When Dog and Cat Meet
Tips for introducing your newest member of the household.
It's exciting to add a cuddly new pet to your life, except maybe when you have to introduce it to another pet that has already staked claim to your home. That's especially true if one's a dog and the other's a cat. But whether you're introducing a new dog to your cats -- or a new cat to your dogs -- it doesn't have to be hard. Here is some expert advice to help keep peace during the transition.
Watch the Dog
If there's going to be a problem during cat and dog introductions, says Katherine A. Houpt, James Law Professor of Behavior Medicine - Emeritus at Cornell University's College of Veterinary Medicine, it's usually caused by the dog.
Most dogs will chase a rapidly moving object. So if a cat gets frightened and runs, "a dog often feels honor-bound to chase it," Houpt says. "It's important to nip that in the bud." If you don't, the result can be injury, and even death, for the cat.
Make sure your cat can run and hide if it wants to. Whether your cat is the newbie or the senior pet in the house, the cat needs to be able to move freely when the introduction is made. Christopher Pachel, DVM, a veterinarian who focuses on animal behavior issues says there should be perches or cubbies for hiding, someplace where the cat can get off the floor and settle in. "You basically want an elevated resting place [for the cat]."
Make sure your puppy or dog is well restrained. Your dog shouldn’t be able to chase, even if the cat darts away. "This is a bigger issue with herding breed dogs, who have a prey instinct," Pachel says. "But it's really a hardwired response in all dogs to chase small fluffy things that run away quickly."
Consider baby gates. Gates can help you gradually introduce dogs and cats, and the barrier minimizes danger to the cat.
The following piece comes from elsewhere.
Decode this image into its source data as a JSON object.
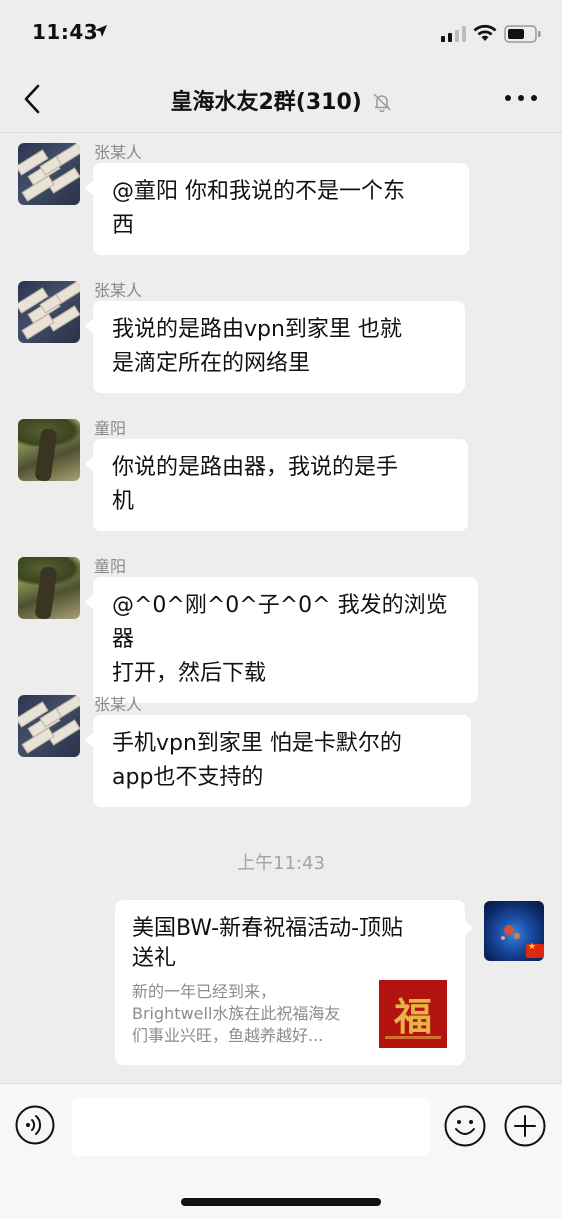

Houpt says a baby gate is often better than a cat carrier because it gives the cat much-needed freedom.